Download an example of my contract below.  Please use it as a guide for your own, don't just copy it (you have to do some of the legwork as well!).  And since this is my own website, I'll insert a shameless plug here:

 

In September, I'm launching a creative workshop series.  Our first semester will be 5-6 classes and include both creative courses as well as a few more business focused ones.  Sign up for info and launch date announcements throughmy newsletter at the bottom of the page.

 

I currently use Honeybook as my platform for contracts and estimates, but before that I used a good old fashioned Excel template.  I typically don’t take on work that is only addressing envelopes anymore unless it’s for one of my own stationery clients, so most of my contracts have the inclusions on the example attached (although this pricing is a tad old, I raised it just a smidge as of the first of 2016).  When I would work with a client for just calligraphy, the first portion of the contract would obviously be shorter.  For just calligraphy, I include the following details on the first page:

 

Calligraphy style (including anything unusual like if it was diagonal), ink color, envelope color, quantity and price.
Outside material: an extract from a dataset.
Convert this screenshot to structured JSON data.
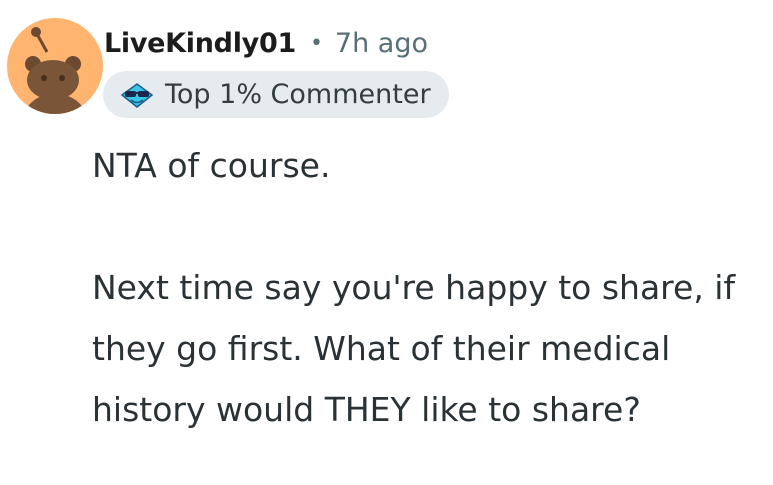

I also obviously include the clients name, email, phone number, wedding date and fiancé’s name (I took them off this one for the clients privacy).

 

The reason I started including the envelope color in the details was that I would have several boxes of envelopes in my office at any given time, and it helped me remember which set was for which client ;)

 

For calligraphy only clients, I also used a slightly different contract template that didn’t include all the stationery jargon in the small print section.   You can see the calligraphy only small print section at the bottom of the attached example.  For calligraphy only, I would also include the address example page as well as the credit card auth form.  

 

More recently, for my invitation clients, I started including the questionnaire in the contract.  I used to send it separately, but I found it was easier to get it filled out and back from the client if I included it on the contract.

 

When I first started, my contract was pretty short and included things like the turn around time, please pay a deposit and a final payment…the basic stuff.  Everything I now include in my contract is because something somewhere along the line happened with a client and I made sure to include it in the contract the next time around so it didn’t happen again (like a client complaining that the capital M’s were slightly different envelope to envelope, or that she didn’t like the way short addresses looked on the envelope, or blaming me because an envelope didn’t arrive at its destination).  I have definitely have a few bad experiences with clients through the years, but I have found being extremely transparent and very professional helps a TON.  I'm not saying my contract is foolproof, but it’s a good start.  I'm sure there are more things I could stick in there, but this is what mine looked like at the end of 2015. (just to note: I copied and pasted from a few different places to give you an large example, if there’s typos, don’t worry about it since I don’t use this contract anymore!)

 

xo

Victoria

 

Download Contract Example